Tista' taqra bil- Malti.
Prisoners in circumstances indicating a high risk of suicide should not be left alone, insisted Criminologist Sandra Scicluna.
Scicluna, senior lecturer in the Department of Criminology within the Faculty for Social Wellbeing: Strengthening of Society, was being interviewed by Andrew Azzopardi, who also serves as dean of the same faculty, in the first edition of his new programme station broadcast on 103 Malta’s Heart.
She remarked that there are certain situations which criminologists describe as being high-risk, such as the moment a person begins to serve his or her sentence. Other situations that indicate a high risk of suicide are cases where someone receives bad news, where a prisoner commits self-harm, and where they start to discuss suicide.
‘At least 3 indicators that prisoner was in high-risk’
Although she recalled that suicides in prison have always been a reality, it is clear that there has been a disturbing increase in their number.
The criminologist referred to the most recent case of suicide in prison, that of a 57-year-old man who was expected to be extradited to the United States accused of sexual abuse of minors. In this case, Scicluna added, there were at least three indications that it was a high-risk case: he had just been jailed, was facing extradition, and was charged with a felony that brings shame.

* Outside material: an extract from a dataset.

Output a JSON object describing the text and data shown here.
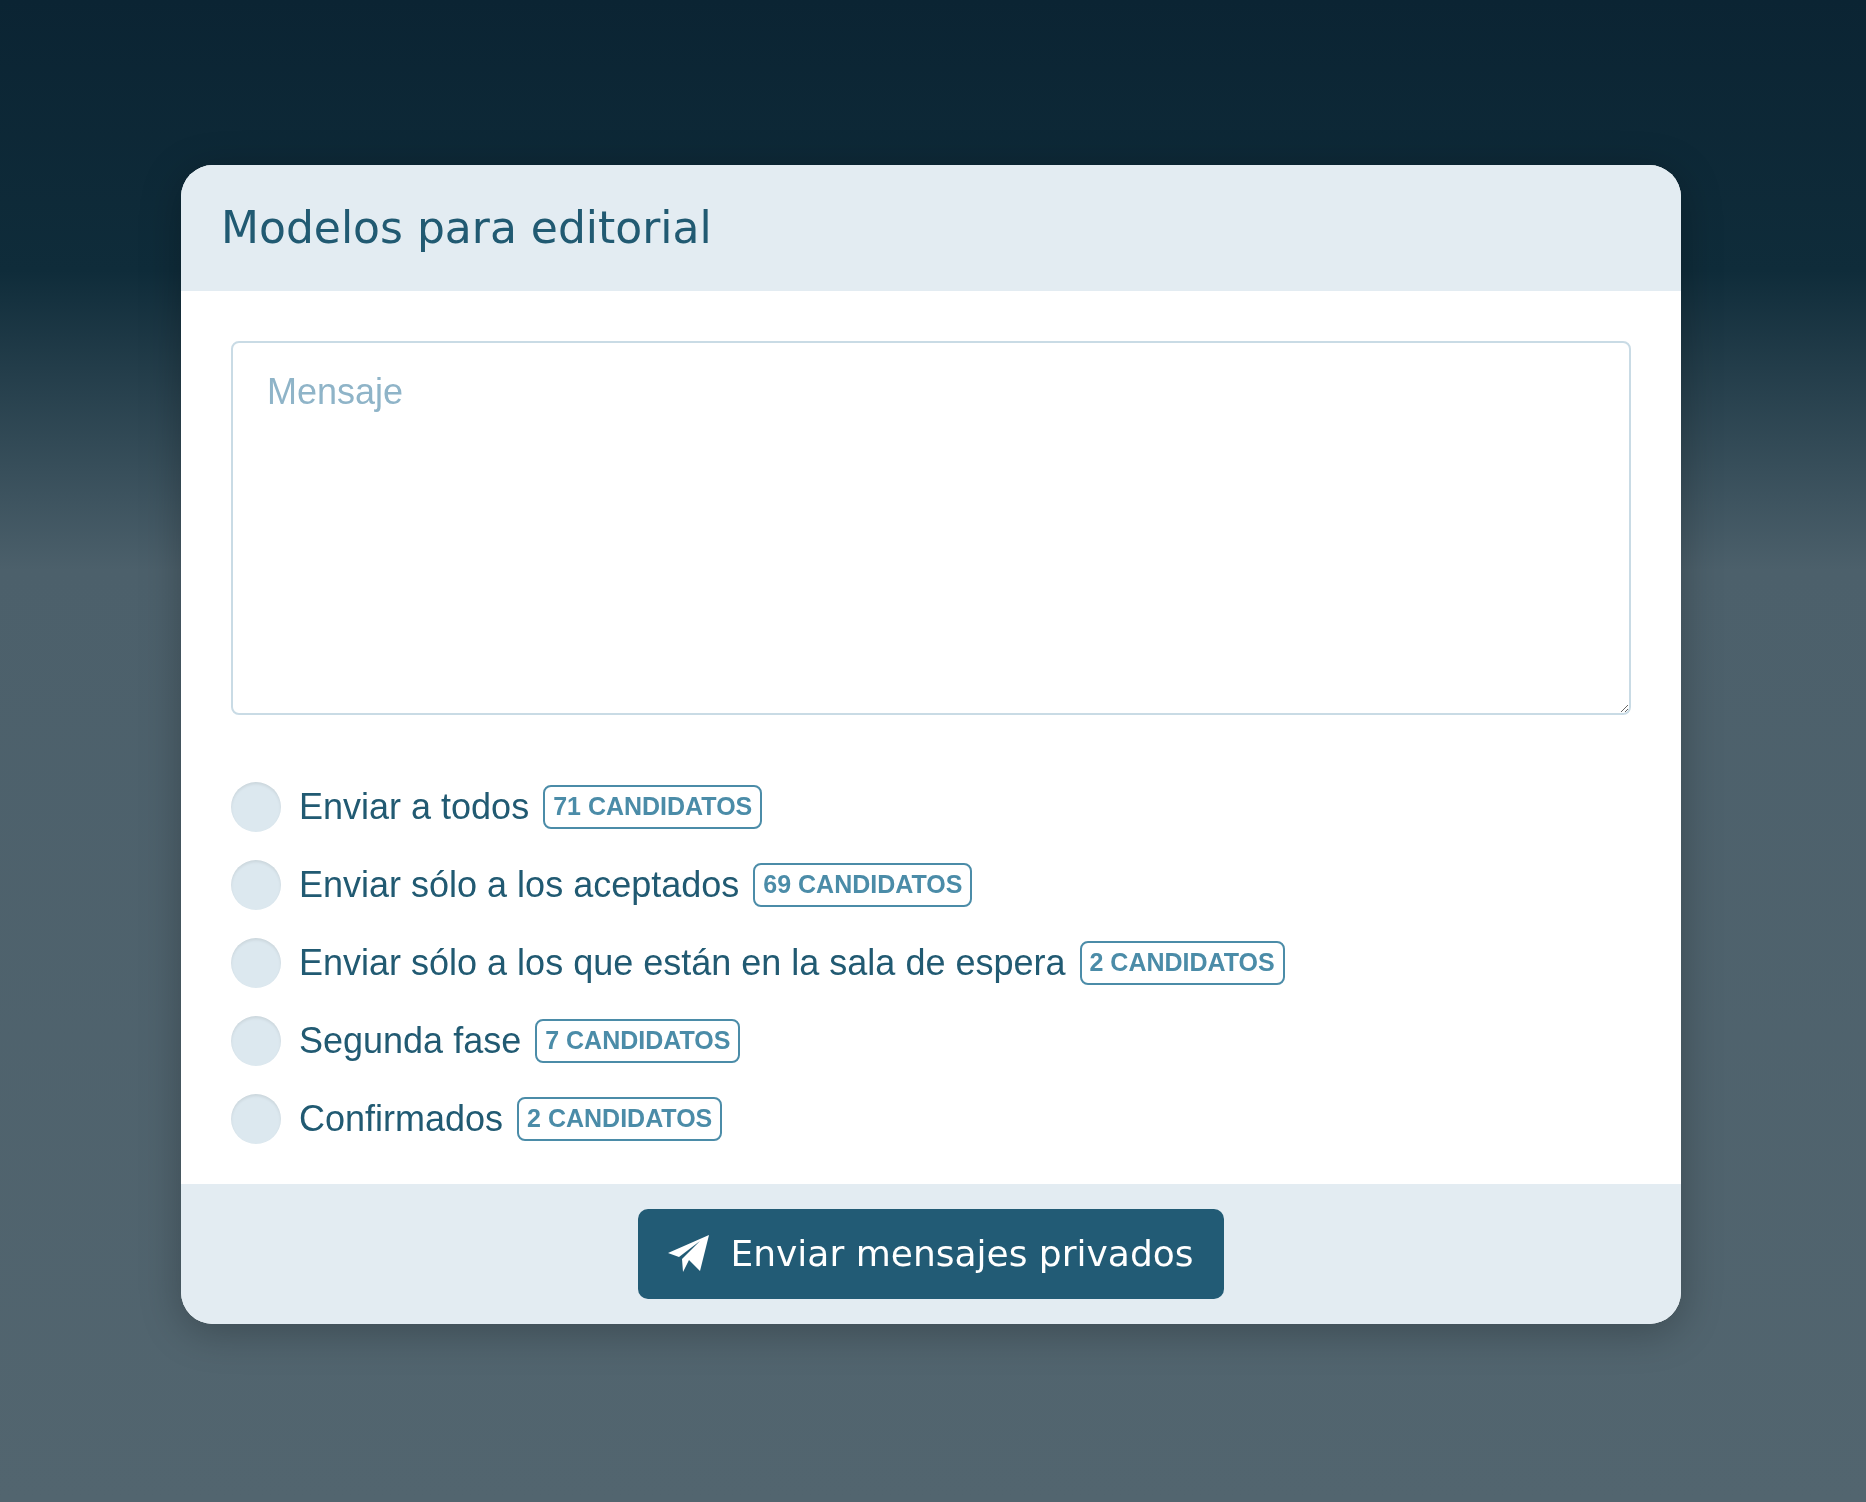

Because of all this, she said, he had to be placed under observation, and not left alone all night.
For his part, Azzopardi said he was informed that while the Corradino Correctional Facility has an observation room, it is currently being used for other purposes.